The Interface Zone
Student: I was meditating this morning and found myself distracted by the sounds of my fellow students. Is there a technique to block these distractions so I can concentrate better on my meditation?
Teacher: What do you hope to accomplish with this improved concentration?
Student: I’ll perform my meditations with greater clarity, and this in turn will result in deeper insights.
Teacher: I see. Does any of this deeper insight include the perception that the outer world is not a distraction to the inner world, but rather a catalyst for learning?
Student: So you’re saying that I shouldn’t worry about distractions when I perform my meditations?
Teacher: Isn’t worry the source of your distraction?
Student: I suppose it is. But if these distractions—
Teacher: They are not distractions.
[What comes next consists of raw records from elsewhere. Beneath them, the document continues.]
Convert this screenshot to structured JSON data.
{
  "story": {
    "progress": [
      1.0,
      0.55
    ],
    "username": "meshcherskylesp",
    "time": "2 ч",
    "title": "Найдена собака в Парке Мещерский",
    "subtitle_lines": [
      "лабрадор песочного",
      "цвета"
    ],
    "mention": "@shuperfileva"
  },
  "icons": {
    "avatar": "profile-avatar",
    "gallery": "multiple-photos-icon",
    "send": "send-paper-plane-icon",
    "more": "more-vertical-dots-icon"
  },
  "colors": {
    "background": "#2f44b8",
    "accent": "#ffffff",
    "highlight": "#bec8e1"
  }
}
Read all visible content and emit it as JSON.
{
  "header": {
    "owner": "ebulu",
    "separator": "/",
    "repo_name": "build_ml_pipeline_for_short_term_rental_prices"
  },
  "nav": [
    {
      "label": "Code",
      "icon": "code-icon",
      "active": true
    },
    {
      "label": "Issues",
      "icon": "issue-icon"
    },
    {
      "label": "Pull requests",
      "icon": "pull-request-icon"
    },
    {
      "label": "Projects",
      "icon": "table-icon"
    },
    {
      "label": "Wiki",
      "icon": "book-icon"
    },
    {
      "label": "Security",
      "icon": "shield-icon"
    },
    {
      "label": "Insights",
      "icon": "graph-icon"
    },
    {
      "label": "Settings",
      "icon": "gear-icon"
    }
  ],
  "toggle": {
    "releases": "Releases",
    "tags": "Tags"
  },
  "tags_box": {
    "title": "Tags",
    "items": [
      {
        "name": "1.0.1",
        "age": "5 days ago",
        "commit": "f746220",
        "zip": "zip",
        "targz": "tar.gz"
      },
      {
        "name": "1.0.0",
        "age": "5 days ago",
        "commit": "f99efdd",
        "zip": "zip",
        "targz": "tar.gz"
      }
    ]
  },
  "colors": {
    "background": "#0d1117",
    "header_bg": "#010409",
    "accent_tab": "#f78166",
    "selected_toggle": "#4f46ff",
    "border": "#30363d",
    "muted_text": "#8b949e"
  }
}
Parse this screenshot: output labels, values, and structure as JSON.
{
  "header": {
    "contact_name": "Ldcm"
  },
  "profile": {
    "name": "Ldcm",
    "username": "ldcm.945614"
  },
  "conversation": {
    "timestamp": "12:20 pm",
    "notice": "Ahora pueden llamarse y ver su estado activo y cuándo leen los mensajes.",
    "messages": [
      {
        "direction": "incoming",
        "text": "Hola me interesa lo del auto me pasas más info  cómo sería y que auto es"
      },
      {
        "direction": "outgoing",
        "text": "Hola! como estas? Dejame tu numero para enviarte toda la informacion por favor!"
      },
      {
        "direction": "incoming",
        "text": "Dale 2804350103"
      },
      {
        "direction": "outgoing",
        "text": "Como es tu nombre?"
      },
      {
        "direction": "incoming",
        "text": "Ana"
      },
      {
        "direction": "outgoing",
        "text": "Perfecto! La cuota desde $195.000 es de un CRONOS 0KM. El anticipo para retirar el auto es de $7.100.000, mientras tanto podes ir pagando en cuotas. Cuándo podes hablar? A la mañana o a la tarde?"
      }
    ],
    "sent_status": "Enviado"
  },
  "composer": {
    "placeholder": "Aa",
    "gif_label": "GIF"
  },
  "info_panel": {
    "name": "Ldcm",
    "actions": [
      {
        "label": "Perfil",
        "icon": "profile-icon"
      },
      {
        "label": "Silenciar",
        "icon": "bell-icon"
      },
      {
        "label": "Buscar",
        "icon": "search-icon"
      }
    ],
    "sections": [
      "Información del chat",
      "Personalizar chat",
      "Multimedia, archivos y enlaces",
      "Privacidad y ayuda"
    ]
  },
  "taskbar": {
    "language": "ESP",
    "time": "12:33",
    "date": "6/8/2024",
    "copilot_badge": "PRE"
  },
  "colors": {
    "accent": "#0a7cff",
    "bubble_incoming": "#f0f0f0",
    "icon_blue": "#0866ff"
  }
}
They are phenomena of the outer world—vibrations traveling in the ethers from sources you have no control over. That and nothing more.
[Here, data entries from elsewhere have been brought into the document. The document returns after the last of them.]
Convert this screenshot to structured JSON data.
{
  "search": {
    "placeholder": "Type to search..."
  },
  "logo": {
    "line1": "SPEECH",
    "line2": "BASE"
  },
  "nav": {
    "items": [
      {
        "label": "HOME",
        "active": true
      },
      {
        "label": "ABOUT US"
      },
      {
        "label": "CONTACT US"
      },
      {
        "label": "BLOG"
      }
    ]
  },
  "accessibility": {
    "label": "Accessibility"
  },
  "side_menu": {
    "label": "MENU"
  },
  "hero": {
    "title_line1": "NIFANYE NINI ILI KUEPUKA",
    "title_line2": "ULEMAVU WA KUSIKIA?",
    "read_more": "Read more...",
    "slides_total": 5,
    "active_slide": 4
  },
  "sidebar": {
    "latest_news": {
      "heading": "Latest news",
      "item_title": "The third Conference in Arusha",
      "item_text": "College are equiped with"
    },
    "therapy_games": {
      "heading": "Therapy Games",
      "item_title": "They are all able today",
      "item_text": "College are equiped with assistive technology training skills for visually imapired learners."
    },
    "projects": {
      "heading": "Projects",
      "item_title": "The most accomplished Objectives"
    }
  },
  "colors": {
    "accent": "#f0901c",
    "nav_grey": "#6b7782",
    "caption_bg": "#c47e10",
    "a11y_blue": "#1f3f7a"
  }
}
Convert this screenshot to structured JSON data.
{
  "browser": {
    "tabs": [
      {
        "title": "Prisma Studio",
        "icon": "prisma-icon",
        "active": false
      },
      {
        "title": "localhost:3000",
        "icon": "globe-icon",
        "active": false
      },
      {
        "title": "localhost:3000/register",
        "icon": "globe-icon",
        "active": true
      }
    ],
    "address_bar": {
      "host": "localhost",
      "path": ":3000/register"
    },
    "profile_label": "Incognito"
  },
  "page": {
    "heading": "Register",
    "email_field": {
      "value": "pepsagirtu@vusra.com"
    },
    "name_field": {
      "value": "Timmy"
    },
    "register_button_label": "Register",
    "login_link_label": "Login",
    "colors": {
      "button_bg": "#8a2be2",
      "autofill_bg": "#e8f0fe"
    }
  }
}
Student: But these vibrations influence my mind and my ability to concentrate. Isn’t concentration a vital component of successful meditation?
Teacher: Again, what influences your mind is not external vibrations, but your reaction to them.
Student: So how do I change my reaction so I can be more successful in my meditations?
Teacher: Is this issue only relevant to your meditations?
Student: It’s during my mediations that I notice it the most.
Teacher: Do you notice the fear or stress that the external world brings you as well?
Teacher: Isn’t this fear akin to a distraction?
Student: I suppose.
Teacher: Yet without it, wouldn’t you have the tendency to lapse into complacency?
Student: I don’t think so.
Teacher: Fear, and all the so-called negative emotions, can represent distractions, but they are catalysts and instigators of action just as well. Are they not?
Student: I see your point, but these distractions and fears are leading me away from my spiritual studies and cause me to behave in a manner not consistent with a spiritual person.